(I get that this is only 50 viewers compared to the 99 on Youtube but this was 1) way less promoted and 2) only available on mobile- while the other one is available everywhere so despite the number being smaller, I think it’s more impressive.)

But still, while we do have more of a Twitter following, our active people tend to be on Facebook and Pinterest the most.

So when Facebook Live came out, I was excited to be able to do the live video thing in front of our intended audience… though I am happy we got other practice first.


Top two posts are video posts, bottom two are popular photos. As you see, people LOVE the video.

While the videos did get a lot of love, you may ask yourself, “OK Nicole but did anyone watch them?” An excellent question:


Ok so 7% of people (Alison King and maybe two other people) watched all the way through. And 62 our of the 124 video views only watched it for ten seconds.

Now this begs the question: does it MATTER if people watch the video? Or do you just want them to like, comment on, or share your post so more people see stuff from your business in a general way?

The answer in, my case, is both. Kassie and I thought about what we wanted to talk about but we didn’t work hard on scripting it (you see the stats of people watching it and probably get why). We come up with a few ideas that we think are interesting and will have value for viewers, but there’s nothing rehearsed about these recent videos.

What we can find the most compelling about Facebook Live (besides the fact that people actually seem interested in it), is that according to my sources, it is less expensive to ‘boost’ (re: paid advertise) a Facebook Live video then other kinds of Facebook posts.

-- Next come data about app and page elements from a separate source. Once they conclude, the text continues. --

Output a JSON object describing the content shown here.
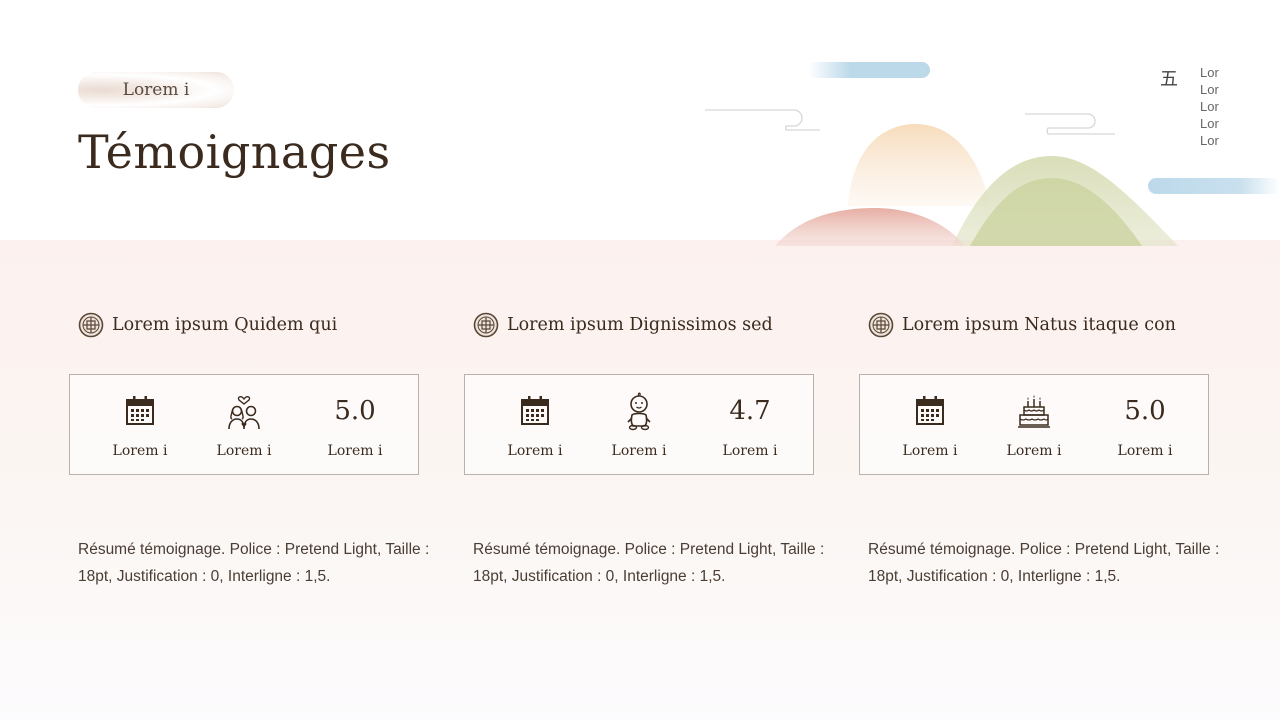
{
  "header": {
    "pill_label": "Lorem i",
    "title": "Témoignages"
  },
  "side": {
    "glyph": "五",
    "items": [
      "Lor",
      "Lor",
      "Lor",
      "Lor",
      "Lor"
    ]
  },
  "columns": [
    {
      "heading": "Lorem ipsum Quidem qui",
      "stats": [
        {
          "icon": "calendar-icon",
          "label": "Lorem i"
        },
        {
          "icon": "couple-heart-icon",
          "label": "Lorem i"
        },
        {
          "value": "5.0",
          "label": "Lorem i"
        }
      ],
      "summary": "Résumé témoignage. Police : Pretend Light, Taille : 18pt, Justification : 0, Interligne : 1,5."
    },
    {
      "heading": "Lorem ipsum Dignissimos sed",
      "stats": [
        {
          "icon": "calendar-icon",
          "label": "Lorem i"
        },
        {
          "icon": "baby-icon",
          "label": "Lorem i"
        },
        {
          "value": "4.7",
          "label": "Lorem i"
        }
      ],
      "summary": "Résumé témoignage. Police : Pretend Light, Taille : 18pt, Justification : 0, Interligne : 1,5."
    },
    {
      "heading": "Lorem ipsum Natus itaque con",
      "stats": [
        {
          "icon": "calendar-icon",
          "label": "Lorem i"
        },
        {
          "icon": "birthday-cake-icon",
          "label": "Lorem i"
        },
        {
          "value": "5.0",
          "label": "Lorem i"
        }
      ],
      "summary": "Résumé témoignage. Police : Pretend Light, Taille : 18pt, Justification : 0, Interligne : 1,5."
    }
  ],
  "colors": {
    "text": "#3b2a1e",
    "band": "#fcf1ef",
    "border": "#b9b1ab",
    "hill_green": "#cfd6a7",
    "hill_peach": "#f7e1c6",
    "hill_pink": "#e9b3aa",
    "cloud_blue": "#bcd9ea"
  }
}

So whether you are looking at this from a building relationships perspective, from a ‘viral content’ perspective, or cheaper advertising vehicle perspective, Facebook Live is something to watch and something we plan on continuing to experiment with. You can check out our live videos on our Facebook page, or check out this collection of 7 early Facebook Live experimenters (all brands) to get inspired for your own debut, should you choose!